Who is Hadley Palmer? bio, Wiki, Age, Suspect, Police Report

Hadley Palmer
Hadley Palmer

Hadley Palmer Bio – Hadley Palmer Wiki

Hadley Palmer, a wealthy Connecticut woman whose criminal case file, was sealed from public view, was sentenced Tuesday to one year in jail for secretly recording three people, including a minor, in a manner involving sexual desire.

AGE:

Hadley Palmer is 54 years old.

DETAIL OF INCIDENCE:

Hadley Palmer of Greenwich was led out of the state courtroom in Stamford in handcuffs by judicial marshals. She declined to make a statement on her behalf during the hearing, only answering several yes or no questions by the judge.

In addition to her jail sentence, Palmer is not allowed to contact an unnamed female victim in the case for 30 years, the Greenwich Free Press reports.

Judge John Blawie, who sealed Palmer’s case file earlier this year over objections by The Associated Press, ordered that the file remain sealed Tuesday, keeping the specifics of the charges included in an arrest warrant shielded from public view.

Blawie previously ruled the privacy of the victims outweighed the public’s interest in seeing the case documents, and it was impossible to redact all the documents to sufficiently protect the victims’ identities. The AP disagreed, saying documents in many other Connecticut cases involving sex crimes have been edited in ways to protect the victims.

The daughter of a notable hedge fund founder, Jerrold Fine, Palmer is currently divorcing her venture capitalist husband, Bradley Palmer, and they have four children together, the Greenwich Free Press reported.

She is seen in photos on the internet at fundraising galas and other social events. The sealing of her case file was called unusual by open government advocates and defence lawyers not associated with the case.

Under the sentence, which was part of a plea bargain, Palmer also must register as a sex offender for ten years and will serve 20 years of probation after the jail term.

She pleaded guilty in January to three counts of voyeurism and one count of risk of injury to a minor – all felonies committed between 2017 and 2018. She already served 90 days in jail earlier this year. The sentencing range of the plea bargain was at least 90 days in jail and up to five years in prison.

Stamford-Norwalk State’s Attorney Paul Ferencek released some new details of the crimes Tuesday, saying the victims were video recorded in various stages of undress, including fully naked, without their knowledge or consent. He said the videos were used for the sexual gratification of Palmer and an unnamed third person.

Ference also said the victims did not want Palmer to serve more time in jail than she already had. But one of the victims, a female, requested a 30-year criminal protective order barring Palmer from having contact with her, a request approved by Blawie.

“Obviously this is an upsetting factual situation,” Ferencek said. “I think it is a fair disposition.”

The victims’ lawyers declined to comment Tuesday, and none of the victims spoke in court.

Palmer’s lawyer, Michael Meehan, called the sentence just.

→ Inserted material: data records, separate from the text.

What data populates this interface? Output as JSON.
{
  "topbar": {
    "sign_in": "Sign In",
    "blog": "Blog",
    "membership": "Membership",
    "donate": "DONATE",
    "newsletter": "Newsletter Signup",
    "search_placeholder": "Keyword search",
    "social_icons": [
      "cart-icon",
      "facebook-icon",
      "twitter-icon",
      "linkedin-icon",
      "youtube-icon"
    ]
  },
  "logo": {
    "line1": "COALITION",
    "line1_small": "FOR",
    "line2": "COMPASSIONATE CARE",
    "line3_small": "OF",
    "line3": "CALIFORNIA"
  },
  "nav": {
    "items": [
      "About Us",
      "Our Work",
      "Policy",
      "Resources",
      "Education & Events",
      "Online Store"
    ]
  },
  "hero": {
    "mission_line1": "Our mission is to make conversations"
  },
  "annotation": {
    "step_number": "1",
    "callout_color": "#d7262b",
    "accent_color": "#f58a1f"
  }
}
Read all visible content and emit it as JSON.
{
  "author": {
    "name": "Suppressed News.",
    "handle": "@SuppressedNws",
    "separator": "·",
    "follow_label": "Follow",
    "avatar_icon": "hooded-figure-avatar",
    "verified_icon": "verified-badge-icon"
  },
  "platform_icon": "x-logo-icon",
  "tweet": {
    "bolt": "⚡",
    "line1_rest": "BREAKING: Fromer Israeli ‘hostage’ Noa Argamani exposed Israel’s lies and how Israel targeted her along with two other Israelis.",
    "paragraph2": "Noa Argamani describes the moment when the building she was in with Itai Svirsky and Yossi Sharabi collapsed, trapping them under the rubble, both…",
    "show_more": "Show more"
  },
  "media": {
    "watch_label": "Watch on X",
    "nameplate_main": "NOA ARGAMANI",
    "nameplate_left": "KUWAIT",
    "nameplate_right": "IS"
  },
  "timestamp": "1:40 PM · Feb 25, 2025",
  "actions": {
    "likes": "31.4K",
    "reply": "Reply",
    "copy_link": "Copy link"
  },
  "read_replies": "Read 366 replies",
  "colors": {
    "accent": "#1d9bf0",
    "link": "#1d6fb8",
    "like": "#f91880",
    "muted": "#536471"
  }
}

“She’s taken responsibility for her actions,” Meehan said. “This is a very caring, loving and sincere human being.”

Blawie accepted the plea bargain, saying, “Make no mistake, the defendant is paying the price for her actions.”

Palmer’s case file has been sealed from public view ever since her arrest in October 2021. On the day of her arrest, she applied for a special probation program that automatically resulted in the sealing of the defendants’ files.

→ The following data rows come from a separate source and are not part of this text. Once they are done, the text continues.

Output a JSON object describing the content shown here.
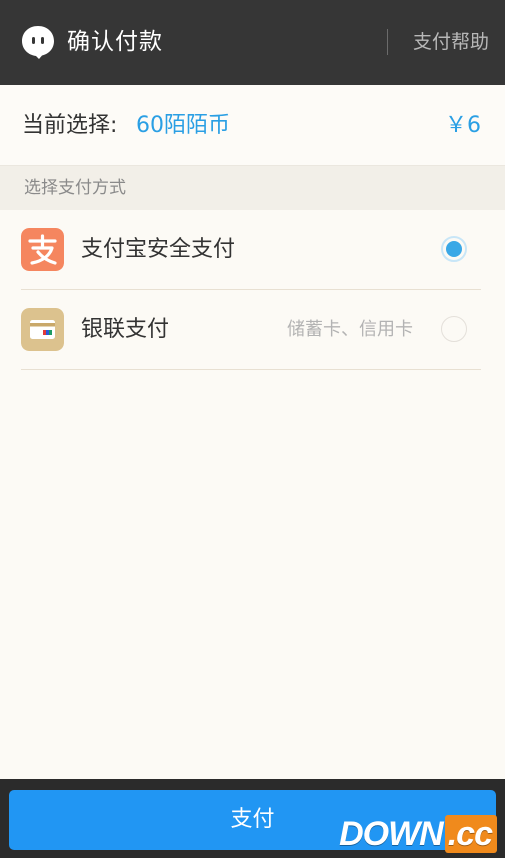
{
  "header": {
    "title": "确认付款",
    "help_label": "支付帮助",
    "app_icon": "chat-bubble-icon"
  },
  "selection": {
    "label": "当前选择:",
    "item": "60陌陌币",
    "price": "￥6",
    "accent_color": "#2a9fe4"
  },
  "section": {
    "title": "选择支付方式"
  },
  "payment_methods": [
    {
      "name": "支付宝安全支付",
      "description": "",
      "icon": "alipay-icon",
      "icon_color": "#f5865f",
      "selected": true
    },
    {
      "name": "银联支付",
      "description": "储蓄卡、信用卡",
      "icon": "unionpay-card-icon",
      "icon_color": "#dcc28e",
      "selected": false
    }
  ],
  "footer": {
    "pay_label": "支付",
    "button_color": "#2196f3"
  },
  "watermark": {
    "text": "DOWN",
    "suffix": ".cc"
  }
}
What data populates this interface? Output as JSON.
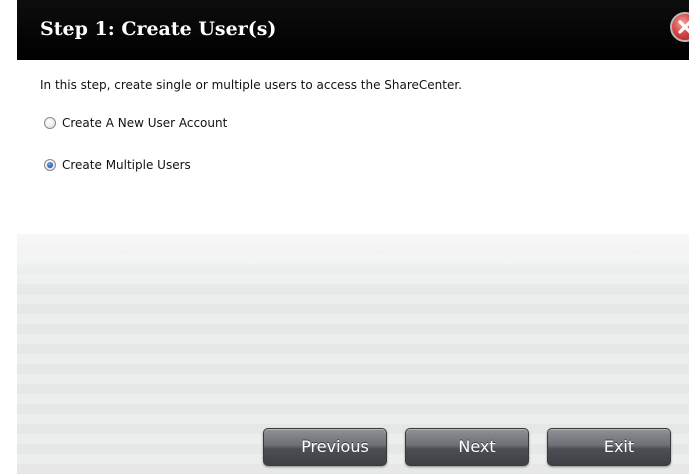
{
  "dialog": {
    "title": "Step 1: Create User(s)",
    "intro": "In this step, create single or multiple users to access the ShareCenter.",
    "options": [
      {
        "label": "Create A New User Account",
        "checked": false
      },
      {
        "label": "Create Multiple Users",
        "checked": true
      }
    ],
    "buttons": {
      "previous": "Previous",
      "next": "Next",
      "exit": "Exit"
    },
    "colors": {
      "titlebar": "#000000",
      "close_icon": "#d64848",
      "button": "#5a5e63"
    },
    "icons": {
      "close": "close-icon"
    }
  }
}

Blawie accepted the application, but Palmer was not eligible for the program because of the seriousness of two of the original charges – employing a minor in an obscene performance and possessing child pornography. Those charges were dropped as part of the plea bargain.

Palmer later withdrew the application for the probation program, but Blawie kept the case file sealed from the public.

Palmer also requested that the courtroom be closed during portions of Tuesday’s sentencing, including her statements, which also was unusual and opposed by the AP. Still, her lawyers withdrew the request at the last minute.

Adding to the secrecy surrounding Palmer’s crimes was the fact that her name and court case numbers often disappeared from the state court system’s website in the months following her arrest. As her application for the probation program was pending, her name and case numbers only appeared on the site when she was scheduled to be in court, unlike other cases that appear daily on the website and involve the probation program.